Fiber intake reduces stroke risk.
To slash your stroke risk, eat more fiber. New research from the University of Leeds found that upping your intake by just 7 grams a day can make you 7 percent less likely to suffer a stroke.
"Fiber directly impacts key risk factors for stroke, such as hypertension, high cholesterol, and being overweight," says study author Diane Threapleton. "Soluble fibers are broken down in the large bowel, which helps reduce cholesterol levels in the blood. Insoluble fibers slow the rate that the stomach is emptied, which keeps you feeling fuller longer and prevents weight gain."
But don't get too hung up on soluble versus insoluble, Threapleton says.

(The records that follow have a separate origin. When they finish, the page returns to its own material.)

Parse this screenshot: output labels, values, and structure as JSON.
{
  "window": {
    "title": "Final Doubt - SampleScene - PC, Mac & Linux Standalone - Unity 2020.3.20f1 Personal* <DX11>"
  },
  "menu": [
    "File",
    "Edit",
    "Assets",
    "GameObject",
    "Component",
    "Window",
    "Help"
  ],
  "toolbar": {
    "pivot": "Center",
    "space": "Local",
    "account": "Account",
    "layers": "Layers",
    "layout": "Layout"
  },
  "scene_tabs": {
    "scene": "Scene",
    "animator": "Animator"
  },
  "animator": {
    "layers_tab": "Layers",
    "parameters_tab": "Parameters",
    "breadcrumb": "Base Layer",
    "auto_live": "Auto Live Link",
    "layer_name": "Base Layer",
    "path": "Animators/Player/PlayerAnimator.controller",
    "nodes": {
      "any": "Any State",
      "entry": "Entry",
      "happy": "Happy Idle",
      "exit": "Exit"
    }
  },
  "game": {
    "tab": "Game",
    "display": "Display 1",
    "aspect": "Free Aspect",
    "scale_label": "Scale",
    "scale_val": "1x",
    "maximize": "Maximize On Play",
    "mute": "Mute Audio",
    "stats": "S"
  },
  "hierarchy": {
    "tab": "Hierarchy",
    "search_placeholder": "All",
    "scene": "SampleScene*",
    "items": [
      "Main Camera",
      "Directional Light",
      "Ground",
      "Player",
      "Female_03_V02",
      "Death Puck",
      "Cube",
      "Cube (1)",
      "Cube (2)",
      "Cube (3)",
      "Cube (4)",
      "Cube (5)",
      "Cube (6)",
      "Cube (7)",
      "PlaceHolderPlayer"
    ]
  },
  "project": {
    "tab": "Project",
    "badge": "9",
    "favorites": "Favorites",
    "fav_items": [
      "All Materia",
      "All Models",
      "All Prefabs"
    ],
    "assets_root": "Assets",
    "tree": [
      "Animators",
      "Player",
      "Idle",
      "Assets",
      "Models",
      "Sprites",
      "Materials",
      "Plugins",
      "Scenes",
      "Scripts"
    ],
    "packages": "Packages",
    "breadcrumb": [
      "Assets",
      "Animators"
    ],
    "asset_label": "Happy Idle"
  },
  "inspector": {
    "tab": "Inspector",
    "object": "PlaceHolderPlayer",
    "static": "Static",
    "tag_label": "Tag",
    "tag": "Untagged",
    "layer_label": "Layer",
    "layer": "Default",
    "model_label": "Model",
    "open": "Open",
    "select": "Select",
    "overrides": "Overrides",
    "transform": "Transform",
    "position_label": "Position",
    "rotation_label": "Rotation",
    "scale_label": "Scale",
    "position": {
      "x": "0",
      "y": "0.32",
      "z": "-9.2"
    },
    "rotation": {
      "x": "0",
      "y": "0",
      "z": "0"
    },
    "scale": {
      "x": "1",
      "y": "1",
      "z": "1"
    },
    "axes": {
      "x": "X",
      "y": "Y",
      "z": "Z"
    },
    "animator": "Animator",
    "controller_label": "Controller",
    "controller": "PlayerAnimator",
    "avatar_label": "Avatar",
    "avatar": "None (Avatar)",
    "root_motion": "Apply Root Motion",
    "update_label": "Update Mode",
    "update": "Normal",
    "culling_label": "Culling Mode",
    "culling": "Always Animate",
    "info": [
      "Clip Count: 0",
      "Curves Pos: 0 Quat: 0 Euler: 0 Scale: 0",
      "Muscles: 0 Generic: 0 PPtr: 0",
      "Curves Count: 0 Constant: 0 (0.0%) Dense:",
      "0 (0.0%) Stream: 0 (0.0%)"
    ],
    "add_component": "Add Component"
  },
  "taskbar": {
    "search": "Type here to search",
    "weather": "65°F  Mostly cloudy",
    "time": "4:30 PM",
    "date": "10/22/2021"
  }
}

Rather, focus on boosting your overall fiber intake to the recommended 35 grams per day. "Switch from refined white breads, cereals, and pastas to whole-grain varieties," she says. "Have fruit and nuts handy to snack on instead of chocolate or chips, avoid highly processed foods, and incorporate more vegetables, beans, and lentils into dishes you cook at home. These simple, small-scale dietary changes can be very beneficial over the long term."